22/03/2005 - 21:00

Seeking sweet-tooth satisfaction

22/03/2005 - 21:00

Bookmark

Save articles for future reference.

There are as many pathways to perfection in the world of chocolate production as there are types of chocolate.

Seeking sweet-tooth satisfaction

There are as many pathways to perfection in the world of chocolate production as there are types of chocolate.

Some chocaholics like it sweet, some like it rich and dark, while others still like their chocolate chewy. Whatever your fancy, the chocolate-makers of the world are on a constant search for quality that will satisfy even the most discerning sweet-tooth.

WA Business News  40under40 winner in 2003, and founder of The Margaret River Chocolate Company, Martin Black, describes himself as a chocolate educator. He launched his brand in May 1999 and followed up with a second factory in the Swan Valley.

Every year since, more than 500,000 people have flooded through the doors.

Mr Black says while the composition of Australia’s confectionary industry is constantly evolving, some things never change.

“People will not sacrifice taste. The consumer is definitely focused on quality when they choose their chocolate.”

This means that during Easter, eggs and rabbits will remain at the front of a proven formula.

“We’ll stick with the traditional market,” Mr Black says.

“It would be silly to try and market an Easter starfish or something like that.”

Chokeby Road principal David Morris says the Perth chocolate market has changed over time.

“Consumers are becoming more aware of the freshness of their food. And chocolate is no different. That is why we have an emphasis on quality,” he says.

 “Our base cliental is very, very serious about their chocolate.

“Chocolate is not just confectionary any more, it is a very complex product.”

Mr Morris is so serious about his product that he employs Swiss born and trained master chocolate maker Martin Baurmann to hand-make chocolate for Chokeby Road.

Freshness in chocolate is paramount for small producers, according to Derrick Wyers, founder of the Margaret River Fudge Factory and proprietor of the Fremantle Chocolate Company. His boutique chocolate line, consisting of 120 different speciality items, is hand-crafted on premises.

But quality control is not the biggest challenge facing small producers such as Mr Wyers.

“The greatest problem for small producers is … the packaging. It’s an economies-of-scale issue,” he says, in reference to competition with multinationals.

This is partly why Mr Wyers’ bourgeoning operation, which started in 2002, is moving towards wholesale distribution.

Yet Western Australia’s oldest confectionary company, Whistlers, is still a family owned operation, and still produces favourites such as rocky road, chocolate liquorice and peanut brittle.

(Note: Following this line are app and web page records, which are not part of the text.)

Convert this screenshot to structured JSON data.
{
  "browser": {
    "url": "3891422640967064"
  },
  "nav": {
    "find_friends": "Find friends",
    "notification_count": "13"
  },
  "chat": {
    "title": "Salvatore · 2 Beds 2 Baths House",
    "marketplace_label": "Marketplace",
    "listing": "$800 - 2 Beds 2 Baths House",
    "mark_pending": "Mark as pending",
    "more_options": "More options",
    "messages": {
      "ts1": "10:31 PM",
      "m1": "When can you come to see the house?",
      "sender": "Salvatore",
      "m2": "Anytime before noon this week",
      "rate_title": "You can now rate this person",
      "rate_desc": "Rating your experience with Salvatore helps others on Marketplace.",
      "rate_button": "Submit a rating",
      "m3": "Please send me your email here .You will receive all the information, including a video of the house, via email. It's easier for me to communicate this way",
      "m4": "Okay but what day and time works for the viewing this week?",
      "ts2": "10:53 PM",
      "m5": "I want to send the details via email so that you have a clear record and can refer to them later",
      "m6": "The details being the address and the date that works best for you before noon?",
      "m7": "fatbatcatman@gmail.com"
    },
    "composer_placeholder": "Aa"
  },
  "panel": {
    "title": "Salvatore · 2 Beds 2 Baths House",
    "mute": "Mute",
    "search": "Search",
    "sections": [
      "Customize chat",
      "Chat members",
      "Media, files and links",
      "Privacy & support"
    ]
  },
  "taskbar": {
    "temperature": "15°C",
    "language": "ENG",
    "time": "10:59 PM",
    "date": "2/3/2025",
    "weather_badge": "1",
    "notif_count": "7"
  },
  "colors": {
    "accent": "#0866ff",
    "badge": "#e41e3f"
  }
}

Proprietor Ian Sargent says that, while competing with chocolate mass producers is difficult, companies such as Whistlers will always have an advantage.

 “We make an old English style – a style that cannot be replicated by machines,” he says. “You can’t make things like peanut brittle in mass production. It comes out at 180°C and is very labour intensive. The way we do it is honed through years of practice.”

Mr Sargent, now busy crafting up to six tonnes of chocolate a week, freely acknowledges that his product has a lower use-by date but is reluctant to change his traditional methods.

“Mass production just isn’t as fresh,” he says.

And for those looking to extend their Easter indulgence, Chokeby Road offers exclusive ‘chocolate evenings’ every Wednesday.

Not surprisingly, bookings are essential.

STANDING BY BUSINESS. TRUSTED BY BUSINESS.

Subscription Options